» The data:
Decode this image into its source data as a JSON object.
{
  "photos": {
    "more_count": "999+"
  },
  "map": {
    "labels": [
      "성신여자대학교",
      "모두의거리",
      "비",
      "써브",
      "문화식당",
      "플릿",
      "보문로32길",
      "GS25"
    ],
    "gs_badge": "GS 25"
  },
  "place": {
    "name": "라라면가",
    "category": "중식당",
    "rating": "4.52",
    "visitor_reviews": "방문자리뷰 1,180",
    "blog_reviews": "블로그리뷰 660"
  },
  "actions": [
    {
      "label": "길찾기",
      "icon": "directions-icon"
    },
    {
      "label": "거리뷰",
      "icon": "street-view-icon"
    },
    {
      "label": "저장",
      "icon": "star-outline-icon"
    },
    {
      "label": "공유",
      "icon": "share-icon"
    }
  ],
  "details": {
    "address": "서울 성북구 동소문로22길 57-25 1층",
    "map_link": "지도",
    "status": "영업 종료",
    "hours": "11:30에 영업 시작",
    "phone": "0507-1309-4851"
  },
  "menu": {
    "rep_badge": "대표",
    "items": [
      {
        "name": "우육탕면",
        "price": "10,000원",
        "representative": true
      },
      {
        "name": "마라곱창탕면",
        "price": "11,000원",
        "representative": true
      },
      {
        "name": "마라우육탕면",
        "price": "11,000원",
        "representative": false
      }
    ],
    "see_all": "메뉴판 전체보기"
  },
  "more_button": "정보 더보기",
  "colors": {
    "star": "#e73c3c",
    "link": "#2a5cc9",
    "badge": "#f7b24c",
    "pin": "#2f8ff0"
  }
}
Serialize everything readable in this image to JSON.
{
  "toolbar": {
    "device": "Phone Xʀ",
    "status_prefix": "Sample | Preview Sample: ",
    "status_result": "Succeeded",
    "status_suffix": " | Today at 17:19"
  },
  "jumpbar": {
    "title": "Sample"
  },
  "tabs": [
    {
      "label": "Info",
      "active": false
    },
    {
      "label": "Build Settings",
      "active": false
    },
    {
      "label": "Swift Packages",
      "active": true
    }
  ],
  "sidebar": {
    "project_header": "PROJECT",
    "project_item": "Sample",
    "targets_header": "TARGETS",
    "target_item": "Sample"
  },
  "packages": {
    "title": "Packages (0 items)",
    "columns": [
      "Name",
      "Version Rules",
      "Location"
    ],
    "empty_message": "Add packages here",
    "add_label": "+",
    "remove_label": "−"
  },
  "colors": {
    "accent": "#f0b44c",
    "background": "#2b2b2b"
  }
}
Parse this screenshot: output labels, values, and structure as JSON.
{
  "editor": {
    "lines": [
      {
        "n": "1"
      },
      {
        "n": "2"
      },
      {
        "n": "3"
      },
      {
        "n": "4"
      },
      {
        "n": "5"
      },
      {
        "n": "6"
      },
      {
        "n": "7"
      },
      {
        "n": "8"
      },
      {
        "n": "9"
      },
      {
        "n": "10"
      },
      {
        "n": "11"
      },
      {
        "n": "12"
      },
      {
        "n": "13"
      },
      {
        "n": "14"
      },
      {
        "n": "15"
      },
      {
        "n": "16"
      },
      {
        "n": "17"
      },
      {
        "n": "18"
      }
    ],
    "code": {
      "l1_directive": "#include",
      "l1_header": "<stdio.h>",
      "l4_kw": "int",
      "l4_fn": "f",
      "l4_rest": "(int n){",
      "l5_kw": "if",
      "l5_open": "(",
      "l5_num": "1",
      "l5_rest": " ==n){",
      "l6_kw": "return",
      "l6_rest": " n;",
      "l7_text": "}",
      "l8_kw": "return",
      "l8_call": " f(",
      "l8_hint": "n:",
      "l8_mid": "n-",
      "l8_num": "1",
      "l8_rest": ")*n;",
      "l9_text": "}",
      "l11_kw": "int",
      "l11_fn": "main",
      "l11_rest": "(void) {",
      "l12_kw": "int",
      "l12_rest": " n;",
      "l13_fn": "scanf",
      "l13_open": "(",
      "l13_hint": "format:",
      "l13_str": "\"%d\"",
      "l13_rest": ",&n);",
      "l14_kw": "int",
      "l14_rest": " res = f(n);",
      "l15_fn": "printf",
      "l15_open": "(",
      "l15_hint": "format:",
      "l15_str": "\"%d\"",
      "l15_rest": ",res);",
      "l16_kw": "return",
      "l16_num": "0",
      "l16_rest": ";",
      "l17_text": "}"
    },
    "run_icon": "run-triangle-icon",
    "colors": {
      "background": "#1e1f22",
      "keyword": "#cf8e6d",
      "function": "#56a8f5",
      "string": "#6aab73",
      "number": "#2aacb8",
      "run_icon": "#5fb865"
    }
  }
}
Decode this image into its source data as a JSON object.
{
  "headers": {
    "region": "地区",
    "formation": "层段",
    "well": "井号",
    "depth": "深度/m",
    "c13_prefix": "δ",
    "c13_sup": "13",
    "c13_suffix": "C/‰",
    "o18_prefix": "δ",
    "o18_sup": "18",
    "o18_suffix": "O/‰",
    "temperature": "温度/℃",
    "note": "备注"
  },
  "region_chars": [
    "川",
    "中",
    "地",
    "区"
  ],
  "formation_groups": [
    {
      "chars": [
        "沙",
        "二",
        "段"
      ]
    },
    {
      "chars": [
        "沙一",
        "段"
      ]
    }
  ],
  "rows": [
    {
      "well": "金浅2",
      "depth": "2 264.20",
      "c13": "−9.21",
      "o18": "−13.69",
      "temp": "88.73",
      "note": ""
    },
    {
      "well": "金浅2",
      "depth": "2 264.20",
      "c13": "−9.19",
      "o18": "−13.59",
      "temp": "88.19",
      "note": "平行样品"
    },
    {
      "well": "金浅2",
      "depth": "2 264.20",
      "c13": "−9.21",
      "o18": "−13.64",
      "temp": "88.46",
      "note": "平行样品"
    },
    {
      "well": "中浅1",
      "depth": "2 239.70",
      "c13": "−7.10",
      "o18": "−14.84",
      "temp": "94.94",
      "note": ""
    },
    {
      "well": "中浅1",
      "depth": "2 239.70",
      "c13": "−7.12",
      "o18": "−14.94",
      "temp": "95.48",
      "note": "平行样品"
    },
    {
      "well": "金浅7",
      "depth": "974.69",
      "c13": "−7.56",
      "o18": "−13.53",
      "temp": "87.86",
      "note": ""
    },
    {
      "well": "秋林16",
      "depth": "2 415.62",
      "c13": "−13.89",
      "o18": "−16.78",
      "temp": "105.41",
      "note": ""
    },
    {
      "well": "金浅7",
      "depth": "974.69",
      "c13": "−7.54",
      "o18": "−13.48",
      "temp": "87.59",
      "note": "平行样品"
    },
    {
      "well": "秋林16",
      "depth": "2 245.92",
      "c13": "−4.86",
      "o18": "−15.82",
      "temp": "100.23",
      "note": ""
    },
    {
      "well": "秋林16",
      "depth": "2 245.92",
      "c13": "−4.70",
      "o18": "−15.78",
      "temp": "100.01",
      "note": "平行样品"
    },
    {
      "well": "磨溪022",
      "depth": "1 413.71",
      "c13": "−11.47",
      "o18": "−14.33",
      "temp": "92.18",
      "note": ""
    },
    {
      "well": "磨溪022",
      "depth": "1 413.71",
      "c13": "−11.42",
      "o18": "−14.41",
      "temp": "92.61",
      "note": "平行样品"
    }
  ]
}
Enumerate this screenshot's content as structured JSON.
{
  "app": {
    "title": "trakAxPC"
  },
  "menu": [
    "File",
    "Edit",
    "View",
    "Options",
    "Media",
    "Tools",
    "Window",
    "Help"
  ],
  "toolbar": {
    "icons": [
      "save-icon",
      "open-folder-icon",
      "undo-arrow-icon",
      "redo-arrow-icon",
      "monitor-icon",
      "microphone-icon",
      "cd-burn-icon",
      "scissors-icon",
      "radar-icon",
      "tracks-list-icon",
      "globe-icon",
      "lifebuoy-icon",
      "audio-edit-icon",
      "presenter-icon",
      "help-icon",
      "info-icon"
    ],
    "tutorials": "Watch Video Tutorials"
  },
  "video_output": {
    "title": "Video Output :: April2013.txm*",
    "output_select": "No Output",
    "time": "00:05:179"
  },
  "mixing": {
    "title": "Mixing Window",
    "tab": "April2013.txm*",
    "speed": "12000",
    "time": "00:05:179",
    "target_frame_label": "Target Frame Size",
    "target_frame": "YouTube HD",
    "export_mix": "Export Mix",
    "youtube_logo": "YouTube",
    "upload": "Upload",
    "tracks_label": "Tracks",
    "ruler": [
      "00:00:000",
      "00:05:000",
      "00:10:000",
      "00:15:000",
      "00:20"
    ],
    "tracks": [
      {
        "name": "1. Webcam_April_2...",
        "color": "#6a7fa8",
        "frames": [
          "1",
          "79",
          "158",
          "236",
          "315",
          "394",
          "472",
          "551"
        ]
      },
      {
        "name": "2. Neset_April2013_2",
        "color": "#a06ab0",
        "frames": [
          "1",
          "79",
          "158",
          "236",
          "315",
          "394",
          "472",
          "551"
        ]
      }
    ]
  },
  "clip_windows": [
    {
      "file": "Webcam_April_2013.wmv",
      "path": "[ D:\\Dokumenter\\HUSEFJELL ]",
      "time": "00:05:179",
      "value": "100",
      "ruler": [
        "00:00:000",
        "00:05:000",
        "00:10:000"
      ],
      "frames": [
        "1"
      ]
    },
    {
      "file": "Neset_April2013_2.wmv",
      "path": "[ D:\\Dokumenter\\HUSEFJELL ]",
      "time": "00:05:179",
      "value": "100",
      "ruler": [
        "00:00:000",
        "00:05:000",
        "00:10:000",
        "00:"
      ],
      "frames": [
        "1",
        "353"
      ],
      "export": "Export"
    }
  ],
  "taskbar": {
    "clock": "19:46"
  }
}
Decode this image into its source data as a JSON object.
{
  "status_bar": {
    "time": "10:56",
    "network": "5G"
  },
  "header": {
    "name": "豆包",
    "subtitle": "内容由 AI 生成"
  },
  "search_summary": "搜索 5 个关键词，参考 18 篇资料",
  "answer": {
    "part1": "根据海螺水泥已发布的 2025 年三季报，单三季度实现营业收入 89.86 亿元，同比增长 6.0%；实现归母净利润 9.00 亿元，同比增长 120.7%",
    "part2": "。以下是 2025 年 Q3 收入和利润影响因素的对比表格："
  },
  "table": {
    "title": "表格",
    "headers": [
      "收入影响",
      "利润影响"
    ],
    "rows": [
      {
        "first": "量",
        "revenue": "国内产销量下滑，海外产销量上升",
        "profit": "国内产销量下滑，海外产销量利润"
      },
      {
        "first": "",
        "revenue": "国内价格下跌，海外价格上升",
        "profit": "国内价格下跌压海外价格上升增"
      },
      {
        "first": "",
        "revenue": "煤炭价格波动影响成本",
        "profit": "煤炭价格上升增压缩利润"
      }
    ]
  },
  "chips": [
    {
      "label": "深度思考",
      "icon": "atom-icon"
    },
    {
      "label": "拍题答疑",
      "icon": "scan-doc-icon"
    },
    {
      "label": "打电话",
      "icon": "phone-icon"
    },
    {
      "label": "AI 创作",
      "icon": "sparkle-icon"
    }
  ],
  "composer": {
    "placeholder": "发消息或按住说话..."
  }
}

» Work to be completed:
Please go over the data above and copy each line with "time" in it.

» Response to the exercise:
    "time": "00:05:179"
    "time": "00:05:179",
      "time": "00:05:179",
      "time": "00:05:179",
    "time": "10:56",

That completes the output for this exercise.